SBI, HDFC, ICICI & 12 Banks Will Adopt Blockchain For Letter Of Credit: How Startups Will Benefit?

In India, banks are using blockchain technology to address a critical issue in traditional banking.

To simplify the process, it eliminates paperwork, reduces transaction processing times, and offers a secure environment. It solves the problems typical of a traditional bank-the processing of Letters of Credits (LCs), GST invoices, and e-way bills.

SBI, India’s largest public sector bank, has established a new company entitled the Indian Banks’ Blockchain Infrastructure Company Private Limited (IBBIC) with ICICI Bank, Kotak Mahindra, Axis Bank, and eleven others to lead this transformation.

Blockchain Technology Solves A Complex Problem

The bank will rely on blockchain technology to solve a key issue in traditional banking: the management of Letters of Credit (LCs), GST invoices, and e-way bills.

Issuing an LC is a time-consuming procedure that necessitates human intervention to prevent fraud, authenticate transactions, and balance the ledger.
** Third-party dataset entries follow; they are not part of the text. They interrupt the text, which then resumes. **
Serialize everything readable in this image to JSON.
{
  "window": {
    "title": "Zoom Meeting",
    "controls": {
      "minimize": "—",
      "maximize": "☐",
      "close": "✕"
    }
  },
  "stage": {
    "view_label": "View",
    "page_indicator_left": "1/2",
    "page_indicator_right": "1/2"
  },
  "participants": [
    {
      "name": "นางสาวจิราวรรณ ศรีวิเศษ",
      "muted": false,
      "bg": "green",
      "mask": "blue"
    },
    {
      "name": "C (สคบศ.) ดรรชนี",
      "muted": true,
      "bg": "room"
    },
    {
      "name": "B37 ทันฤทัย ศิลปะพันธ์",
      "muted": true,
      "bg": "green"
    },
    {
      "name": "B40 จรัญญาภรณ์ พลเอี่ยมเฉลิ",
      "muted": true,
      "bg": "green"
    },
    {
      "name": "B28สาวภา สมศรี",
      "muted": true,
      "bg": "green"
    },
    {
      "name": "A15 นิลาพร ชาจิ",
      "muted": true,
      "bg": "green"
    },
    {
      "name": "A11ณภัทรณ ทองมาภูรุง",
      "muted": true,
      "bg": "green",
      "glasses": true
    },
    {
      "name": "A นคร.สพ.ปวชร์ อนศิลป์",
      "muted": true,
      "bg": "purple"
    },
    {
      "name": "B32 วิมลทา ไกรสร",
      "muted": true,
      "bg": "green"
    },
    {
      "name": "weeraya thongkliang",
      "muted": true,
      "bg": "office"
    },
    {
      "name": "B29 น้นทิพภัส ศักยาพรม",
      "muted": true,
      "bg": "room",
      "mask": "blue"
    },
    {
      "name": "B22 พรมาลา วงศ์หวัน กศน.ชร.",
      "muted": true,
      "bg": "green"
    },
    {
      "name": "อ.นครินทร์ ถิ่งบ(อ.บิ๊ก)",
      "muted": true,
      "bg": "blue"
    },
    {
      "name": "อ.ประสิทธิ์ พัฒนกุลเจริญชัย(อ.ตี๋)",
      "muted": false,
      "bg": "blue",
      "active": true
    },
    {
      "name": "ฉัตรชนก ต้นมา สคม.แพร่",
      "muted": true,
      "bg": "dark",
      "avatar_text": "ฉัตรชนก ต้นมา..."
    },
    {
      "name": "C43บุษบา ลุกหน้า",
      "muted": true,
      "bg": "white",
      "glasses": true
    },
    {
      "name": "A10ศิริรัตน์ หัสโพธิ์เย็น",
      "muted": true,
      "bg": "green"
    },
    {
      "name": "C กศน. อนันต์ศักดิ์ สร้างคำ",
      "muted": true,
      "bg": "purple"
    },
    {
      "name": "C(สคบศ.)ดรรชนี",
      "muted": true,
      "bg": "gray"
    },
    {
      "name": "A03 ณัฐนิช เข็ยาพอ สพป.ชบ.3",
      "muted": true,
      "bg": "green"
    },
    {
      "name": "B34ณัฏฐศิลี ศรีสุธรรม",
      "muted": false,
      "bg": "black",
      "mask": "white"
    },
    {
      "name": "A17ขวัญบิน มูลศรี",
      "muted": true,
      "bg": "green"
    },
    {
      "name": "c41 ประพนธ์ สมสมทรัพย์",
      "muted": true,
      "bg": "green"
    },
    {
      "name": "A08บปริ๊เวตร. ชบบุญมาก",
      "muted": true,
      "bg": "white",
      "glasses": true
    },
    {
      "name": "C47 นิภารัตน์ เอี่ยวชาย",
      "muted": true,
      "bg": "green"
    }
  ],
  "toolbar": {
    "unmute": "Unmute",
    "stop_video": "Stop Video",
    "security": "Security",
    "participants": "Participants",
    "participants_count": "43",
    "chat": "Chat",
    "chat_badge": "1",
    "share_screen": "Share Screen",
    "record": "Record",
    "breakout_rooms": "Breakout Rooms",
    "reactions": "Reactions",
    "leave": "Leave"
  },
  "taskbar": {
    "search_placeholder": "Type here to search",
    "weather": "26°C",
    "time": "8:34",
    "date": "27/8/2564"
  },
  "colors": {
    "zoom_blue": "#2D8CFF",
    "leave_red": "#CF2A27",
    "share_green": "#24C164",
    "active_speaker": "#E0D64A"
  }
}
The implementation of blockchain to issue LCs could potentially resolve these problems. Even simple fraud, such as issuing two LCs on a single invoice, can be simply avoided with the help of blockchain technology.

The new platform is expected to go live within a year, with each bank owning 6.66 per cent of the company.
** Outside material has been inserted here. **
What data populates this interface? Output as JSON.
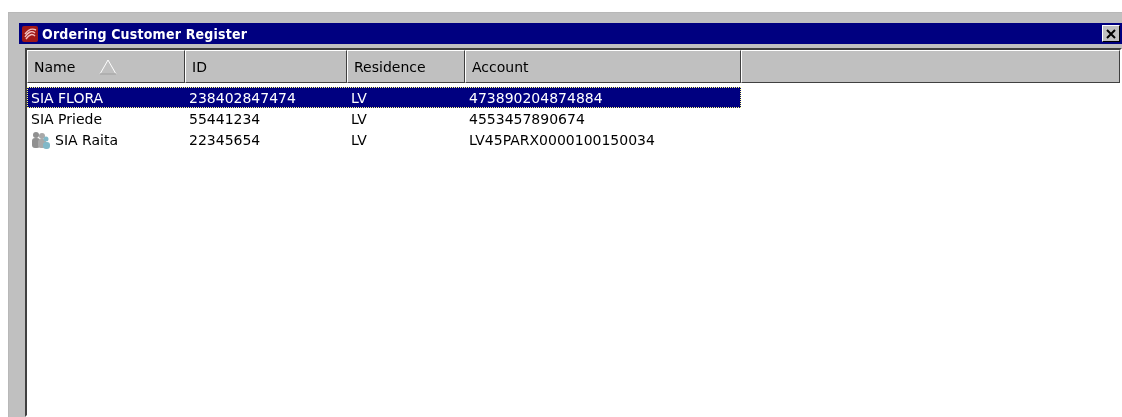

 How It Will Affect The MSMEs?

 It could be beneficial to medium and small-scale businesses (MSMEs).

The technology is entirely based on the tokenisation concept. This assists in the transformation of sensitive data into nonsensitive data that can be leveraged by multiple parties in a series.

It also aids in the preservation of data’s authenticity and, in a roundabout way, enables digitisation.

To put it simply, a basic invoice can be converted into a token, which can then be used to settle transactions, overheads, and other adjustments.

For medium and small scale enterprises (MSMEs), this could be a game-changing innovation.

Tokenisation would speed up approvals, disbursements and settlements, and reduce the likelihood of fraud across all of its transactions, assets, liabilities, and more.

The stakeholders

Out of the 15 banks, eleven are privately owned by investors while four are public sector units.

 HDFC Bank, ICICI Bank, Kotak Mahindra Bank, Axis Bank, IndusInd Bank, Yes Bank, RBL Bank, IDFC Bank, South Indian Bank, and Federal Bank are among the private banks. Bank of Baroda, SBI, Canara Bank, and Indian Bank are among the public sector units.

The consortium’s only international participant is the American lender Standard Chartered.

The system will be built on Infosys’ Finacle Connect, a blockchain-based platform for digitising and automating trade-related finance processes.